Requirement:
Do any lines in the data below contain "name"? If so, copy every one of them.

··· Extracted information ···

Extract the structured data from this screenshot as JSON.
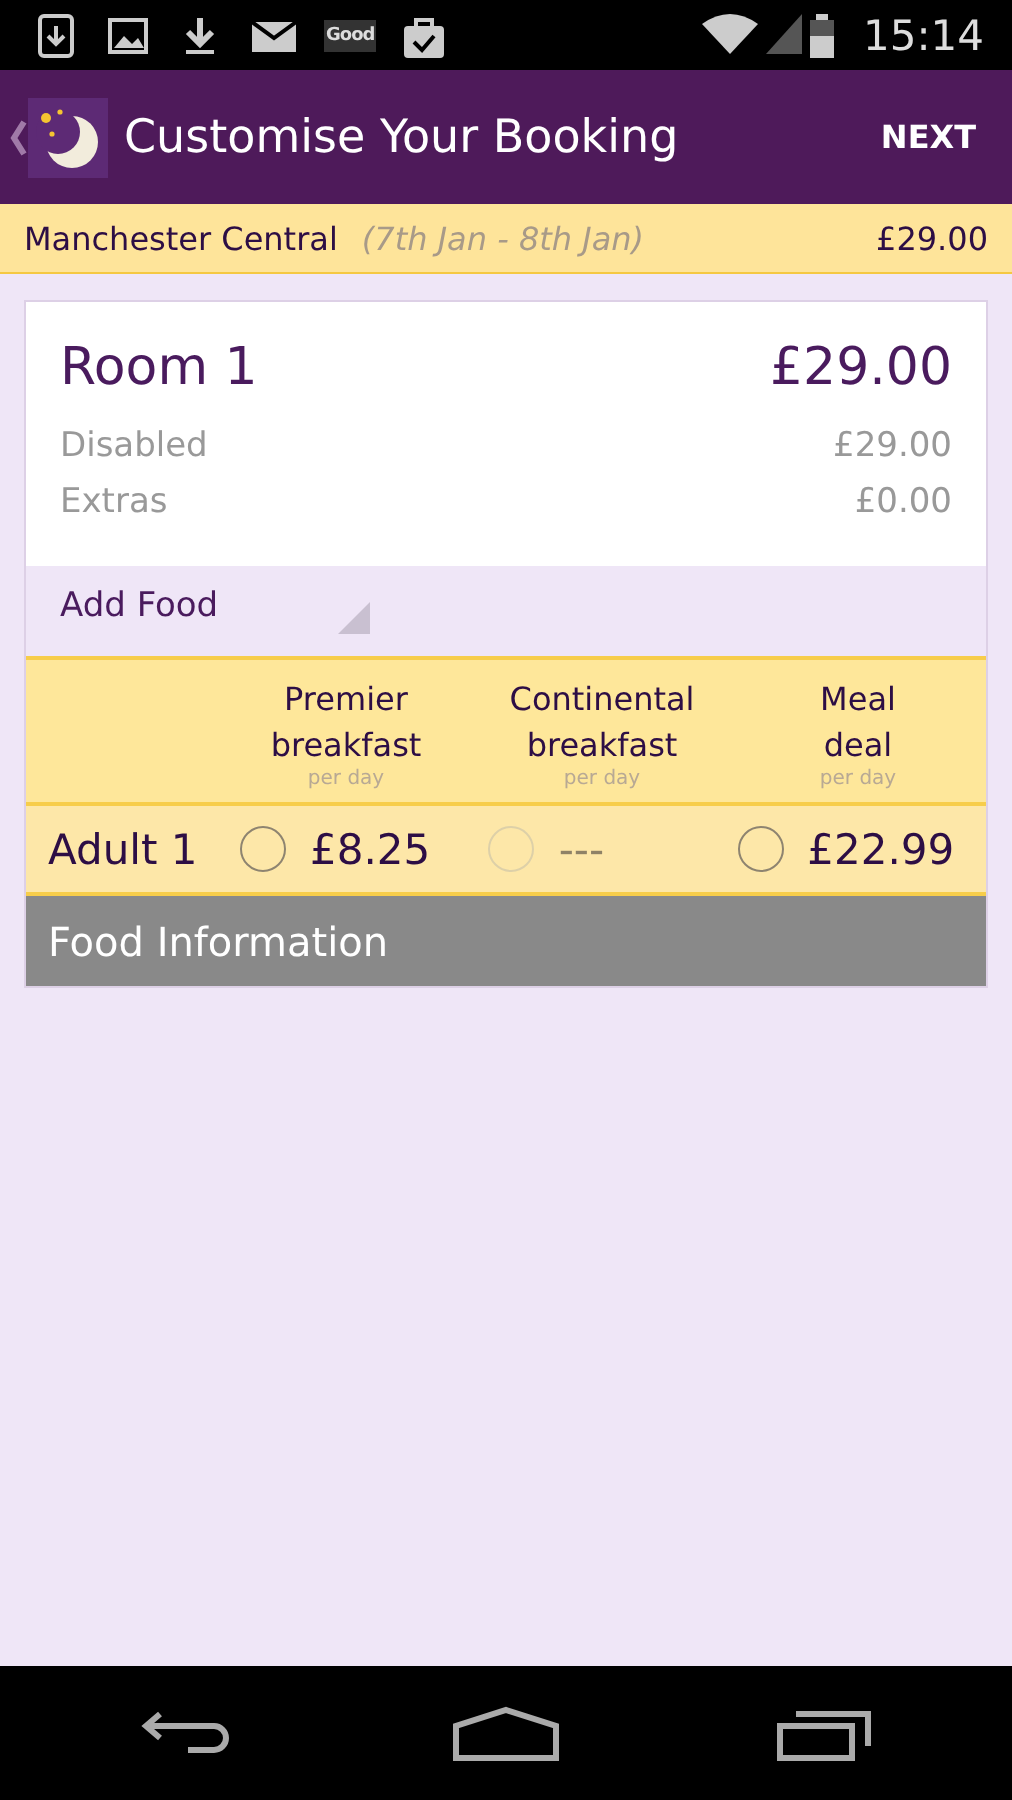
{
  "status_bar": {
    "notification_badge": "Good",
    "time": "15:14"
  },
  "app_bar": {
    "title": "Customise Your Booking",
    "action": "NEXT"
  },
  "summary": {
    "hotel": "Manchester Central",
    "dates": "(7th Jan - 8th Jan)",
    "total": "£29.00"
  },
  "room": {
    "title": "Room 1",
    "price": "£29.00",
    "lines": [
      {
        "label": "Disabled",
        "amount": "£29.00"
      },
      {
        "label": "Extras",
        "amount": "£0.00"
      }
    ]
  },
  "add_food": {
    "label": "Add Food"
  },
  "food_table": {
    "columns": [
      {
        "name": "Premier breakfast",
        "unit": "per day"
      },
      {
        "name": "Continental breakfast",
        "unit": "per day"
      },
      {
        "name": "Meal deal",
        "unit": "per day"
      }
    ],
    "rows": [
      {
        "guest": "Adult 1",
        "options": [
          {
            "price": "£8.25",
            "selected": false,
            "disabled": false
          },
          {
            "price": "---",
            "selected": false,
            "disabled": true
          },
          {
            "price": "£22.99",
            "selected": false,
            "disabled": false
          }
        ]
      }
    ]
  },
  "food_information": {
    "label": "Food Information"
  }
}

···

Solution:
        "name": "Premier breakfast",
        "name": "Continental breakfast",
        "name": "Meal deal",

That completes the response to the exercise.